WHAT IS BEING ASKED. Go through the following listing and count each line that contains the string "JSON"; the answer is that number alone.

DATA SECTION.
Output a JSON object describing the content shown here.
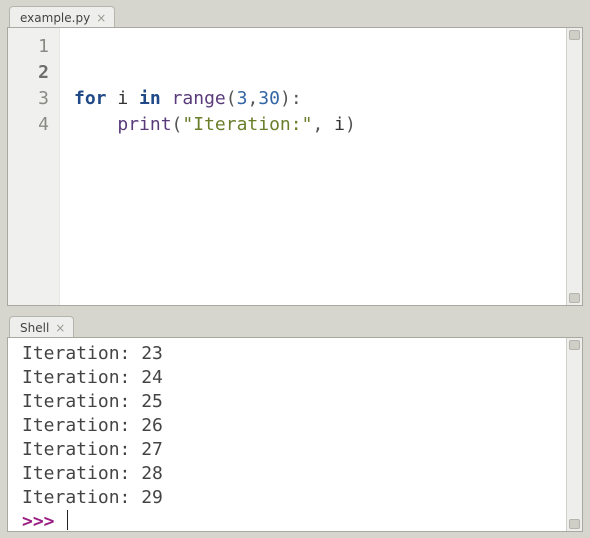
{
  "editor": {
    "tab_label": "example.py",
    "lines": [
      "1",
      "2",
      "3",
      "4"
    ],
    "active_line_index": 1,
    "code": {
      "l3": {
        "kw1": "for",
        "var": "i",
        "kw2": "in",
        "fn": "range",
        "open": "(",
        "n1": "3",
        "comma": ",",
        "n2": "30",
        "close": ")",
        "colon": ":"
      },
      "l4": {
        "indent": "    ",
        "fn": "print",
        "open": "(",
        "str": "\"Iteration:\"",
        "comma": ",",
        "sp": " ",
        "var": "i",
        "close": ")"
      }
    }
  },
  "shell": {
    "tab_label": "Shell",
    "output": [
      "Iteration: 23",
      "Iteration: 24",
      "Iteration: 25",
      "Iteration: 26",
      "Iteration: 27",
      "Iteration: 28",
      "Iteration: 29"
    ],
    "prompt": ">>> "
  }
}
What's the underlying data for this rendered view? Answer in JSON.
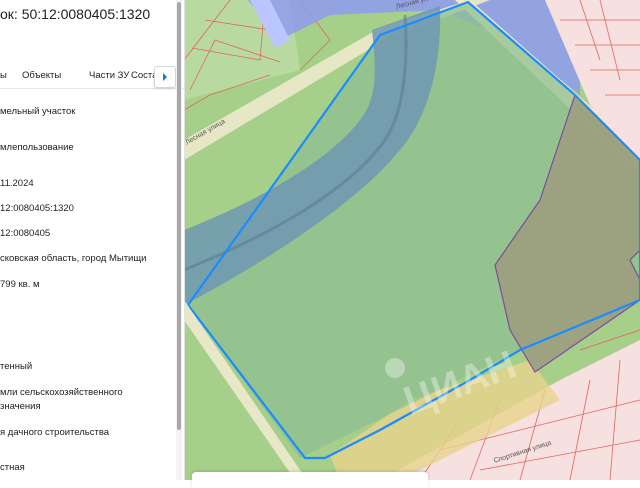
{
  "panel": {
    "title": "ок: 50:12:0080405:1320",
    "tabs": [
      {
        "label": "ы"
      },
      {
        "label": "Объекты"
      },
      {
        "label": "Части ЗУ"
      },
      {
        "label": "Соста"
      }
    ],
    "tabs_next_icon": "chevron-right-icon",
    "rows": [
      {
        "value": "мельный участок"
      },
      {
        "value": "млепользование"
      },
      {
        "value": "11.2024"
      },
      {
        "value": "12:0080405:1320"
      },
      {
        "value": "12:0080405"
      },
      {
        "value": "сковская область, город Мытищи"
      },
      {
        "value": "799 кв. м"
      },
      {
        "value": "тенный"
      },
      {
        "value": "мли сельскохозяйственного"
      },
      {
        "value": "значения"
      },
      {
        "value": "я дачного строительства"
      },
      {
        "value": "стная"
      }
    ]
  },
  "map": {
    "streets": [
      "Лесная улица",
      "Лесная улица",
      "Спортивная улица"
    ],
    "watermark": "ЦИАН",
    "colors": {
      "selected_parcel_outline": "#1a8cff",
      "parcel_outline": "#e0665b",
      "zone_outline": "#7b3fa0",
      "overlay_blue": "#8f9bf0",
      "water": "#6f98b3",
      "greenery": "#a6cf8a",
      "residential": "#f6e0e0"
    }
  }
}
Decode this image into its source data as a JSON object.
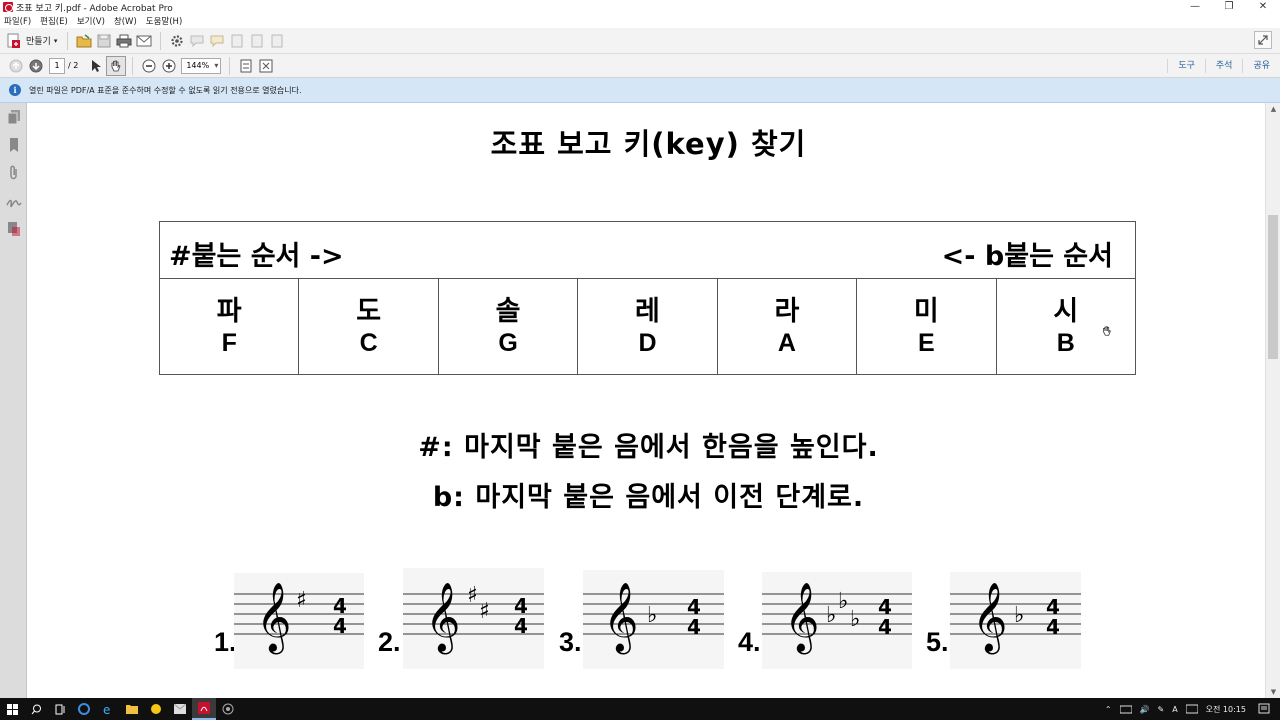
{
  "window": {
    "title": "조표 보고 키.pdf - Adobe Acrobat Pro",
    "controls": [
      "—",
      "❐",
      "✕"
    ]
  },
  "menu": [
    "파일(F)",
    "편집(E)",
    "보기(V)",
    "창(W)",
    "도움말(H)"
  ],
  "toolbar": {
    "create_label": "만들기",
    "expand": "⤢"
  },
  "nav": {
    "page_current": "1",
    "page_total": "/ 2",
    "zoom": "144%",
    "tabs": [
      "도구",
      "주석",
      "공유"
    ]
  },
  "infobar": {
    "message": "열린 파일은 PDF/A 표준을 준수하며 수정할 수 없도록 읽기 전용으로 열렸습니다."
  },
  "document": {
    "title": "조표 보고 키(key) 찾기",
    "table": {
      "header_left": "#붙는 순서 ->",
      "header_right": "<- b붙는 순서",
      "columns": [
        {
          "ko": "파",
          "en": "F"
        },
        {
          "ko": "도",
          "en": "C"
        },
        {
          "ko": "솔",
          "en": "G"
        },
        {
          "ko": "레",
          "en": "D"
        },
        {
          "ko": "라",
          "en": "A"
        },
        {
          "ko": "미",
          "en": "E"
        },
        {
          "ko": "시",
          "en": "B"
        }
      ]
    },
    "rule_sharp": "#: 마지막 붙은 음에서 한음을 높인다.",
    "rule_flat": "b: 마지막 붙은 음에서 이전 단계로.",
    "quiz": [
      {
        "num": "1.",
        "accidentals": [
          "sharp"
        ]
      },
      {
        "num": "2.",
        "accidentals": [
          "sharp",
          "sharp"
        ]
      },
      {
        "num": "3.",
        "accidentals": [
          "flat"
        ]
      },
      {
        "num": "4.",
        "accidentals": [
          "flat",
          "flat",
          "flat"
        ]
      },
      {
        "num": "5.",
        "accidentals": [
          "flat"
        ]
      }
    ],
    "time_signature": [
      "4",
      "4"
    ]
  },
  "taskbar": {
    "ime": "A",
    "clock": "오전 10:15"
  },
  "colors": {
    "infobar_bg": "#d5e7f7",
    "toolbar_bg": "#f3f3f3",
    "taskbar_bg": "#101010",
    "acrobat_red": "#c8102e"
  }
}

WRITTEN REPLY. 3